I'll have to echo Humberto Valle when he asks why you need a resume at all when you are starting a startup. This doesn't really make sense and, from an employers perspective, a red flag that says at best you are temporary, at worst you are distracted. I would take a hard look at what you are doing and decide if you want to start something or work for someone. Then, read Humberto Valle's advice on focusing on the outcomes you've achieved while helping with the startup and move on.
Startups aren't part time IMO.
How did you come to the $10K number? Based on revenue? Each of your contributions? Tough to answer this without understanding if the app is on the upswing or on decline etc.

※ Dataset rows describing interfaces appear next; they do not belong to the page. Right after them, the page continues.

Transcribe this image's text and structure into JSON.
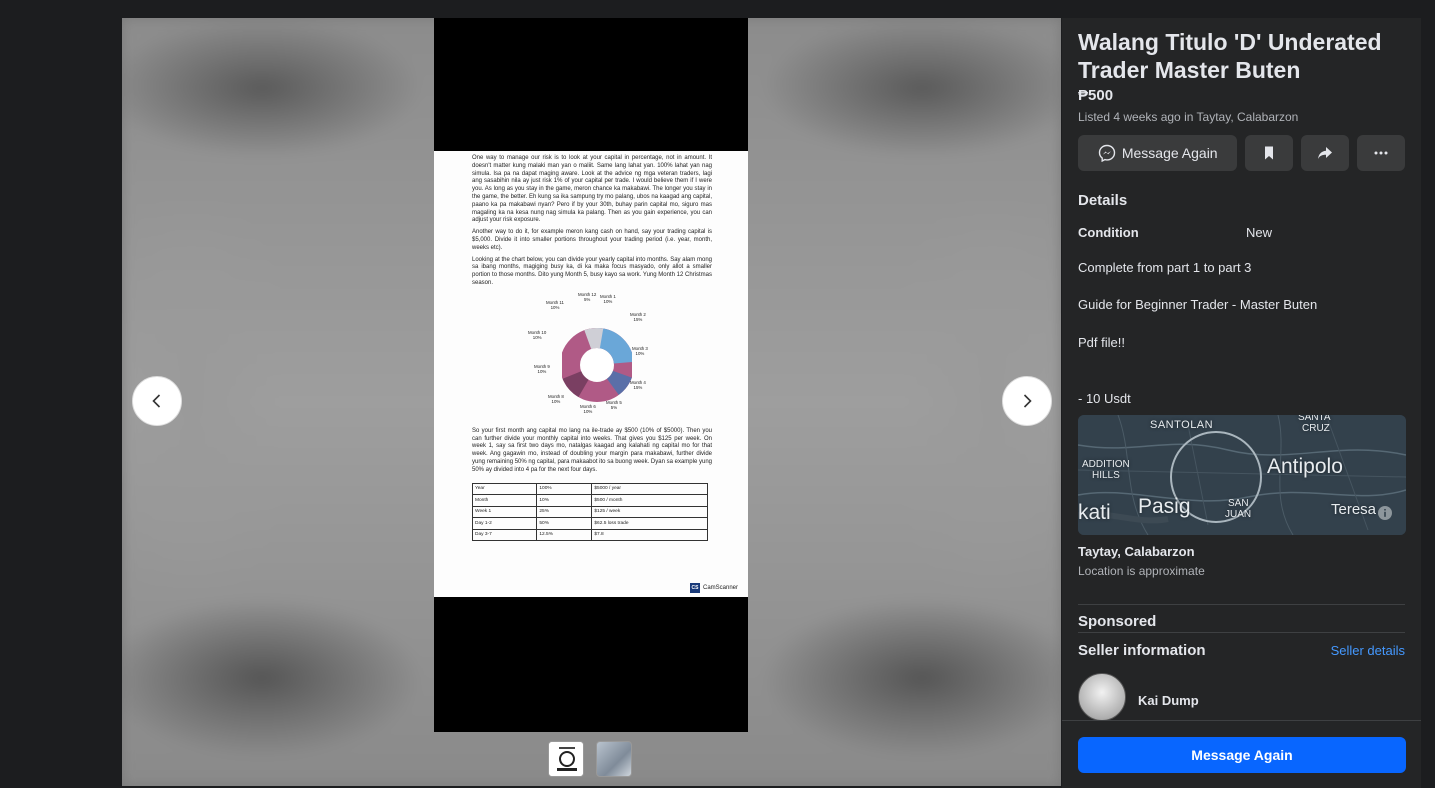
{
  "viewer": {
    "prev_icon": "chevron-left-icon",
    "next_icon": "chevron-right-icon",
    "photo": {
      "paragraph1": "One way to manage our risk is to look at your capital in percentage, not in amount. It doesn't matter kung malaki man yan o maliit. Same lang lahat yan. 100% lahat yan nag simula. Isa pa na dapat maging aware. Look at the advice ng mga veteran traders, lagi ang sasabihin nila ay just risk 1% of your capital per trade. I would believe them if I were you. As long as you stay in the game, meron chance ka makabawi. The longer you stay in the game, the better. Eh kung sa ika sampung try mo palang, ubos na kaagad ang capital, paano ka pa makabawi nyan? Pero if by your 30th, buhay parin capital mo, siguro mas magaling ka na kesa nung nag simula ka palang. Then as you gain experience, you can adjust your risk exposure.",
      "paragraph2": "Another way to do it, for example meron kang cash on hand, say your trading capital is $5,000. Divide it into smaller portions throughout your trading period (i.e. year, month, weeks etc).",
      "paragraph3": "Looking at the chart below, you can divide your yearly capital into months. Say alam mong sa ibang months, magiging busy ka, di ka maka focus masyado, only allot a smaller portion to those months. Dito yung Month 5, busy kayo sa work. Yung Month 12 Christmas season.",
      "donut_labels": [
        {
          "name": "Month 1",
          "pct": "10%"
        },
        {
          "name": "Month 2",
          "pct": "15%"
        },
        {
          "name": "Month 3",
          "pct": "10%"
        },
        {
          "name": "Month 4",
          "pct": "15%"
        },
        {
          "name": "Month 5",
          "pct": "5%"
        },
        {
          "name": "Month 6",
          "pct": "10%"
        },
        {
          "name": "Month 8",
          "pct": "10%"
        },
        {
          "name": "Month 9",
          "pct": "10%"
        },
        {
          "name": "Month 10",
          "pct": "10%"
        },
        {
          "name": "Month 11",
          "pct": "10%"
        },
        {
          "name": "Month 12",
          "pct": "5%"
        }
      ],
      "paragraph4": "So your first month ang capital mo lang na ile-trade ay $500 (10% of $5000). Then you can further divide your monthly capital into weeks. That gives you $125 per week. On week 1, say sa first two days mo, natalgas kaagad ang kalahati ng capital mo for that week. Ang gagawin mo, instead of doubling your margin para makabawi, further divide yung remaining 50% ng capital, para makaabot ito sa buong week. Dyan sa example yung 50% ay divided into 4 pa for the next four days.",
      "table": [
        [
          "Year",
          "100%",
          "$5000 / year"
        ],
        [
          "Month",
          "10%",
          "$500 / month"
        ],
        [
          "Week 1",
          "25%",
          "$125 / week"
        ],
        [
          "Day 1-2",
          "50%",
          "$62.5 loss trade"
        ],
        [
          "Day 3-7",
          "12.5%",
          "$7.8"
        ]
      ],
      "cs_mark": "CS",
      "scanner_label": "CamScanner"
    }
  },
  "listing": {
    "title": "Walang Titulo 'D' Underated Trader Master Buten",
    "price": "₱500",
    "listed": "Listed 4 weeks ago in Taytay, Calabarzon",
    "message_button": "Message Again",
    "details_heading": "Details",
    "condition_label": "Condition",
    "condition_value": "New",
    "description_lines": [
      "Complete from part 1 to part 3",
      "Guide for Beginner Trader - Master Buten",
      "Pdf file!!",
      "- 10 Usdt"
    ],
    "map_labels": {
      "santolan": "SANTOLAN",
      "santa_cruz_1": "SANTA",
      "santa_cruz_2": "CRUZ",
      "addition_1": "ADDITION",
      "addition_2": "HILLS",
      "antipolo": "Antipolo",
      "kati": "kati",
      "pasig": "Pasig",
      "san_juan_1": "SAN",
      "san_juan_2": "JUAN",
      "teresa": "Teresa"
    },
    "location_title": "Taytay, Calabarzon",
    "location_sub": "Location is approximate",
    "sponsored": "Sponsored",
    "seller_heading": "Seller information",
    "seller_details": "Seller details",
    "seller_name": "Kai Dump",
    "bottom_button": "Message Again"
  },
  "colors": {
    "panel_bg": "#242526",
    "primary_blue": "#0866ff",
    "link_blue": "#4599ff",
    "text_primary": "#e4e6eb",
    "text_secondary": "#b0b3b8"
  }
}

Does he want 5% equity of the app or 5% residual royalties? My guess is that he wants to participate in the revenue. If that is the case, I would structure an X-year sliding deal that eventually worked him out of the app. It could be something like Year 1: 5% of PROFIT share. Year 2 3% of PROFIT share. Year 3 1% of PROFIT. Year 4? Nothing. It has to be based on PROFIT not REVENUE.
Structuring a company and then issuing "shares" in an app is insane to me given the likely lifespan of an app. Too much hassle.
Rob gave some new insights into doing advertising research on a budget. Nice man. Will talk to again.
Rob knows his stuff. Great conversation and feedback!
Wow, one of the best mentoring sessions I had in recent months! Rob is a real strategist, approach him as soon as you have an idea for your business.
Rob has brought Rove to a whole new level. He knows how to fuel the growth of a company and build a team of very qualified people with a very clear strategy. He's not afraid to make the hard decisions and rally the entire team in order to make things happen.
Rob is a motivating and sensitive leader whose passion, enthusiasm and positive outlook are contagious; he is always available for help and guidance when needed, and is attentive to resolving challenges. Rob creates an awesome working environment – one that readily rewards hard work and dedication.
Rob is one of the coolest and most fun people I have ever met in an office. He is also one of the handful of people I still admire and consider to be an example of what a professional and an entrepteneur could be. Easy to be around, hilarious, and perpetually innovative. He and our former colleague Stephen Daze set me up for disappointment, because I've never met a better pair of people to learn from and work with since. Malcolm Gladwell had better watch out.